### [EXERCISE GOAL]
Go through the data below and return each line where the string "JSON" appears.

··· INFORMATION ···

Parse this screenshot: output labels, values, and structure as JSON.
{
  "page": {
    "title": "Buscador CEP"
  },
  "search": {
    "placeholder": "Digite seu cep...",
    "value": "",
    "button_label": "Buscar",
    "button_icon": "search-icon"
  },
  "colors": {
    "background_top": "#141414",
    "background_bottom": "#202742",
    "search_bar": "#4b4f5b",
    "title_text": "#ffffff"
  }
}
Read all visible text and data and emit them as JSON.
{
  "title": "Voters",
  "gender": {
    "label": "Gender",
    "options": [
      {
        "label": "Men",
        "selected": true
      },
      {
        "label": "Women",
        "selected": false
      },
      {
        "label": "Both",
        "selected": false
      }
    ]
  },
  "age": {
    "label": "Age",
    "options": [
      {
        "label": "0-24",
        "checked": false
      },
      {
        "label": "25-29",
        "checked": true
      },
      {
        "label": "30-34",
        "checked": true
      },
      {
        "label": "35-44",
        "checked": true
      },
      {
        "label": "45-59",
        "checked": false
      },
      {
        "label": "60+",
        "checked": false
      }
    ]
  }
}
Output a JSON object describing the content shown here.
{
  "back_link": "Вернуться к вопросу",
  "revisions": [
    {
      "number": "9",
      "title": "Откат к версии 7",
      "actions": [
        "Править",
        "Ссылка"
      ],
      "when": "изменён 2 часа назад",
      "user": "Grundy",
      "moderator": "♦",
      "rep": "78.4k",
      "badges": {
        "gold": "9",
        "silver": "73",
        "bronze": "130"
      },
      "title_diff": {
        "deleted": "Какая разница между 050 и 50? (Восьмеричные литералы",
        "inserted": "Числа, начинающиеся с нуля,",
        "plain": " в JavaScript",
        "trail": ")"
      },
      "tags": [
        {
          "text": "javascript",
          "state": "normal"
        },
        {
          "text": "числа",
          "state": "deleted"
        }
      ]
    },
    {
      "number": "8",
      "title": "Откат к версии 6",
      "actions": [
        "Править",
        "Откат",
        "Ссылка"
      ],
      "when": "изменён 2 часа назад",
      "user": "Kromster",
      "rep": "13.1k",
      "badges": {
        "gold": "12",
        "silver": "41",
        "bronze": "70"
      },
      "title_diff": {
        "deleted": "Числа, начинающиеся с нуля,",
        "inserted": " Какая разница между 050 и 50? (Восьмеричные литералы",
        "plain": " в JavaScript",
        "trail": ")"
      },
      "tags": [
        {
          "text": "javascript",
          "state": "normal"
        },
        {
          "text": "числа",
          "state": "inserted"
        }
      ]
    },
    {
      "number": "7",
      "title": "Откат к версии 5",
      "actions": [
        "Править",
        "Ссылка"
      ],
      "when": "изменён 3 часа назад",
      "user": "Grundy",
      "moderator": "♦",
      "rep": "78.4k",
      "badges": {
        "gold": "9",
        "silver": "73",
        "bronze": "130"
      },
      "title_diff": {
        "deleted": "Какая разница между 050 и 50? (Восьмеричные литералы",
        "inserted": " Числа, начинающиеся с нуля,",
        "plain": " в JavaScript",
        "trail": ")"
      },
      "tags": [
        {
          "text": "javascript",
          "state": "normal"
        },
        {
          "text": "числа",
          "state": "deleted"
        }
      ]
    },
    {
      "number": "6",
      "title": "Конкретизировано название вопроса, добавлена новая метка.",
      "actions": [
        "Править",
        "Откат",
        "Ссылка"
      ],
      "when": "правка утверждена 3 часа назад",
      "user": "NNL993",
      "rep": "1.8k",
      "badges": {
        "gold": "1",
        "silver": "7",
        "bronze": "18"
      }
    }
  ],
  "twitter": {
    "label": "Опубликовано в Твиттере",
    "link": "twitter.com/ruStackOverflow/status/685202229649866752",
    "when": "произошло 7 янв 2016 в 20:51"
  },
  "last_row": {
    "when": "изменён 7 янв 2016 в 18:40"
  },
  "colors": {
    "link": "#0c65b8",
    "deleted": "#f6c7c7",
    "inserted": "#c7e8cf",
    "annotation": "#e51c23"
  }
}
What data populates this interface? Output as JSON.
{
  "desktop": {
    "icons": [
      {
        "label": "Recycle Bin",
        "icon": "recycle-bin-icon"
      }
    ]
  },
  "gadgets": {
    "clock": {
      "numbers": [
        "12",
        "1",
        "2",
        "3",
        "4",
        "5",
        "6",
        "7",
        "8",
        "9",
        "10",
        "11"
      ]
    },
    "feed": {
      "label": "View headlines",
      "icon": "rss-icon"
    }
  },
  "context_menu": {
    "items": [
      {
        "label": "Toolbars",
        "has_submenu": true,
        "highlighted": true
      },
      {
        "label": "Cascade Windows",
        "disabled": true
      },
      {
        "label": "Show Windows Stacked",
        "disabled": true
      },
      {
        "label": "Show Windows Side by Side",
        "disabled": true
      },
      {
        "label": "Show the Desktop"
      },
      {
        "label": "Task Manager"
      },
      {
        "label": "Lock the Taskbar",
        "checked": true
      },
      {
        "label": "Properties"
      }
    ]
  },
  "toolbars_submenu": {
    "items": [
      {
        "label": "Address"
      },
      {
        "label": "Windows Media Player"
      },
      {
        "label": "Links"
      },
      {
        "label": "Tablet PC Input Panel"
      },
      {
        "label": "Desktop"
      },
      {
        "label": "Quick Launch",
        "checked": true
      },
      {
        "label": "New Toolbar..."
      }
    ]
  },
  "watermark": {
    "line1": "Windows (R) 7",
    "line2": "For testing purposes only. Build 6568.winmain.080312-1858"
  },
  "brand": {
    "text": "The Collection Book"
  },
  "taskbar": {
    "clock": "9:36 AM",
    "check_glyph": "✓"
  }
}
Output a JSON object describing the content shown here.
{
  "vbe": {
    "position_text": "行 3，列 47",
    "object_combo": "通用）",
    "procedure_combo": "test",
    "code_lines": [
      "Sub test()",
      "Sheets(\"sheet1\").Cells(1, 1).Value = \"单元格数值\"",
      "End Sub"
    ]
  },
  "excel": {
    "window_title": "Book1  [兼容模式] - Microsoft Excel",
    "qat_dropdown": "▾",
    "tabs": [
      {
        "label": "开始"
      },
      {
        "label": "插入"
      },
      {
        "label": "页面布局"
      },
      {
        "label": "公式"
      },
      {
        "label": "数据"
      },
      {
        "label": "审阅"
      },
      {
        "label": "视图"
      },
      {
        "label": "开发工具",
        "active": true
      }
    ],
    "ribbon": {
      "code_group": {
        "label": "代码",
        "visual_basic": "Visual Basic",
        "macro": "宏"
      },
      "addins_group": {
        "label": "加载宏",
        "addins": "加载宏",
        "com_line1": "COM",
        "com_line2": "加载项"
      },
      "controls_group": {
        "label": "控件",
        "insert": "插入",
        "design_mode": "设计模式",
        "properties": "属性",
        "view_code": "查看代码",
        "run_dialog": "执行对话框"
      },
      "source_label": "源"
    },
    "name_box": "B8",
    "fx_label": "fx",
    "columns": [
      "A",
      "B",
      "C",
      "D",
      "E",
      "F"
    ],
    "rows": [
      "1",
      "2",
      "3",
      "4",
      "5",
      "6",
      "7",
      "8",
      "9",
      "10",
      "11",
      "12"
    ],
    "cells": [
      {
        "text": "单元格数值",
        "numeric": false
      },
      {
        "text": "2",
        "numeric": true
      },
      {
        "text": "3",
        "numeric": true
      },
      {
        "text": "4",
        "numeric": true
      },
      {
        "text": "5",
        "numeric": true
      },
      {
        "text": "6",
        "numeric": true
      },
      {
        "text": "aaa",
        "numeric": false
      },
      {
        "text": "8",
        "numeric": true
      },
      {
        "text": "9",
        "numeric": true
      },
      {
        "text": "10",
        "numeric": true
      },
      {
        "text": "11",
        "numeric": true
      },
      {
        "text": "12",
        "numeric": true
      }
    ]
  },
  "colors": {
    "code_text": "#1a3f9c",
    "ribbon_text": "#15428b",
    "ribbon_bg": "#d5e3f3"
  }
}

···

### [ANSWER BELOW]
Parse this screenshot: output labels, values, and structure as JSON.
Read all visible text and data and emit them as JSON.
Output a JSON object describing the content shown here.
What data populates this interface? Output as JSON.
Output a JSON object describing the content shown here.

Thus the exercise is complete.